Rinsing rice before cooking may reduce arsenic content to some extent. Some research indicates that the amount of arsenic in rice can be cut by as much as 40 percent if the rice is boiled in a large volume of water like pasta and excess water discarded.
2. Calorie dense nutrient poor
To make gluten free packaged food taste better manufacturers will add extra fat, sugar and salt. Many foods that contain gluten like bread, pasta and flour are enriched. What does this mean? It means that vitamins and minerals are added into the food like enriched flour with added B vitamins. Gluten free packaged foods aren't usually enriched meaning when you switch to the gluten free counterpart you could be losing vitamins you were getting from the enriched gluten version. So basically what this means is gluten free foods are usually high in calories and fat and lower in nutrients.
If you have celiac disease chances are you have nutrient deficiencies because of malabsorption from the damage to your small intestine. People recently diagnosed with celiac disease are commonly deficient in iron, calcium, magnesium, zinc, folate, niacin, riboflavin, vitamin B 12, and vitamin D. The vitamins that are missing in gluten free foods are usually the ones that are commonly low in people with celiac disease to begin with.
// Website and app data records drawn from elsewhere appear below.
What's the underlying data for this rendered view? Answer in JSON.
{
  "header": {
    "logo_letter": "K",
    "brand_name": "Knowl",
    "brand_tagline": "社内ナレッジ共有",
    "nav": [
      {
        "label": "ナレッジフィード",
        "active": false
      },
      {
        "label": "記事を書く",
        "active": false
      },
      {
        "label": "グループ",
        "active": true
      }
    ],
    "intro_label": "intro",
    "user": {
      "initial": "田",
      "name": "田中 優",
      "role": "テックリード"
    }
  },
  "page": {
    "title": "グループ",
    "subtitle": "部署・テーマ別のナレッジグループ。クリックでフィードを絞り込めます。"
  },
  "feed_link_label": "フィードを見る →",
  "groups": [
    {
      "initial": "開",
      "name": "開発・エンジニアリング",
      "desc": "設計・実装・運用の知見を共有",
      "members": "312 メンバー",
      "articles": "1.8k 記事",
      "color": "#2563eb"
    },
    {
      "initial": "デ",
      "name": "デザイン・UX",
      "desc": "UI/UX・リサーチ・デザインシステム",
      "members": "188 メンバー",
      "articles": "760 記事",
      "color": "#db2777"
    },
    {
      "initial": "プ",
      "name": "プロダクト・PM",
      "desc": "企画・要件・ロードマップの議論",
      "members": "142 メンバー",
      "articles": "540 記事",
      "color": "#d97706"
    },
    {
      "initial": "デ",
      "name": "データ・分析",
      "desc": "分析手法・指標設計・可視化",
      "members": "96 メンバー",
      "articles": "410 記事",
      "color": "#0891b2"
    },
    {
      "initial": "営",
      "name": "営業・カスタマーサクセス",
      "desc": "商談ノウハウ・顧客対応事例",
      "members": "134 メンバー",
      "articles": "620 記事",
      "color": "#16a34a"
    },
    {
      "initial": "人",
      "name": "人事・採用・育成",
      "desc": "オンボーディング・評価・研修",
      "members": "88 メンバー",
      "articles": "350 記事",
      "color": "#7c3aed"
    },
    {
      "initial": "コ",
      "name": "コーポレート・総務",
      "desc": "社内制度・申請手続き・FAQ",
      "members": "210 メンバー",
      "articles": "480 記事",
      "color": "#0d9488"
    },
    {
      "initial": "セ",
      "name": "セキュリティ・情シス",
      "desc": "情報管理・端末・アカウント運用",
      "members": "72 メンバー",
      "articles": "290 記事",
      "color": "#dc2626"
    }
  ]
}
So if you keep your diet low in these nutrients by eating a lot of gluten free packaged foods then you will continue to suffer from the effects of the deficiency.
Those on a gluten free diet know it isn't cheap! Gluten free bread where I live is around 7$ a loaf and that loaf seems to be getting smaller and smaller. A study conducted by University of Wollongong researchers in New South Wales recently found that people were paying up to 500 per cent more for some gluten-free items. Ouch!
To save money switching to a whole foods diet and avoid buying these high cost items that aren't doing your health any good and let's be honest many of them aren't to tasty either.
Here's a quick comparison of gluten free vs gluten products
Regular version: $0.08 per serving
Gluten-free: $0.28 per serving
Regular version: $0.31 per serving
Gluten-free: $0.57 per serving
Regular version: $1.38 per serving
Gluten-free: $2.50 per serving
Why Is Gluten-Free So Expensive?
Several different factors play into this answer. Food manufacturers will claim that they must charge more for gluten-free products to meet certification and labeling regulations and because many gluten-free foods are made in smaller batch sizes.
4. Small amounts of gluten
Did you know that gluten free foods technically aren't free of all gluten? Legally in Canada gluten free labelled foods must be under 20 parts per million. But Lots of people react to trace gluten in foods that don't seem to have gluten ingredients, or even those that are specifically labeled "gluten-free". Most products marketed as gluten-free still contain a tiny bit of gluten, some more than others. People with celiac disease and gluten sensitivity can have very different reactions (or no reaction at all) to these trace amounts of gluten in our foods. If you find you're still getting sick or mystery glutenenings then eliminating your gluten free processed foods can help.
Easy ways to make the switch from gluten free packaged foods to whole foods:
1. Find healthy recipes you actually enjoy
You'll be way more likely to spend the time cooking if you enjoy the food. If you don't like a recipe simply move on and try something new!
2. Batch cook
Don't have time and that's why you find yourself reaching for the packaged foods? Learn some easy GF batch cooking recipes and make them on a day off. That way you'll have already prepared meals for the week that just need heating up.
3. Take a cooking class
Getting better in the kitchen will help you cook faster and tastier meals. You'll find yourself reaching for those GF products less and less. Look online for local classes in your area or online.
4. Learn your labels
Not all gluten free packaged foods are created equal. While the majority are unhealthy there are healthy options out there. Learn to read labels not just for finding gluten but for overall health.
All of this is not to say never eat another packaged gluten free product again. It's just to try and reduce the number of unhealthy gluten free processed foods you're consuming. Eating a variety of whole foods is so important for the long term health of your body and immune system.